Nonfiction, 2019 | 210 pages
This is perhaps the most poorly written and boring book I have ever navigated. She uses ridiculously obscure words when easy words would suffice. Her sentences run on, with numerous clauses. And there is very little feeling, virtually no emotional connection in her writing. It is facts, pure and simple.
I wanted to learn something about the topic, “The indigenous fight for environmental justice” so, after many pages, I finally figured out how to read As Long as Grass Grows. I simply read every word without attempting to comprehend the complexity of the sentences, knowing that some of the information would sink in.

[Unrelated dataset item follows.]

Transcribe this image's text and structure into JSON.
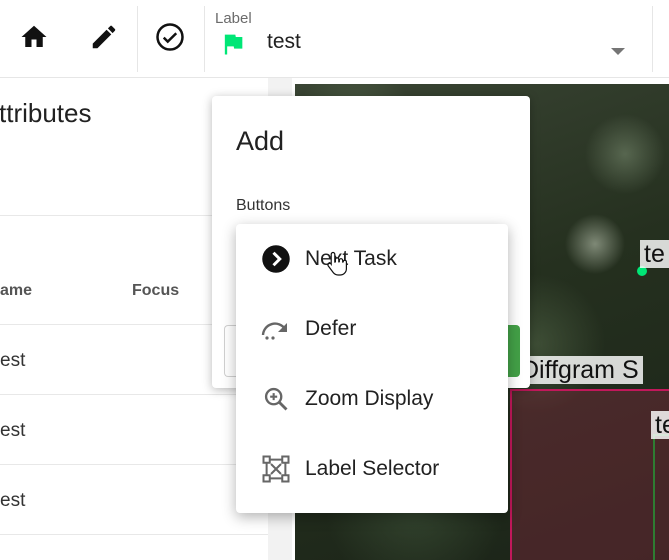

Eventually, much of it did. I DID learn by reading this book; have some ah-has; entertained some new perspectives; discovered some history I knew nothing about; have some new views about colonization, a word I am still attempting to truly understand. And this is worthwhile. However, I find history to be most valuable as context to assist us in addressing current situations and planning for and envisioning the future. Gilio-Whitaker does not address present-day implications or possible actions until the 8th and final chapter; the last 15 pages of the book.
This was a huge disappointment for me.
While there is much to learn about the history of colonization of the indigenous peoples, this book does not stand alone. If you read it, you will learn new perspectives on history, but you will be left powerless about what to do with your new knowledge. Perhaps there is a broader, more action-oriented book on this topic.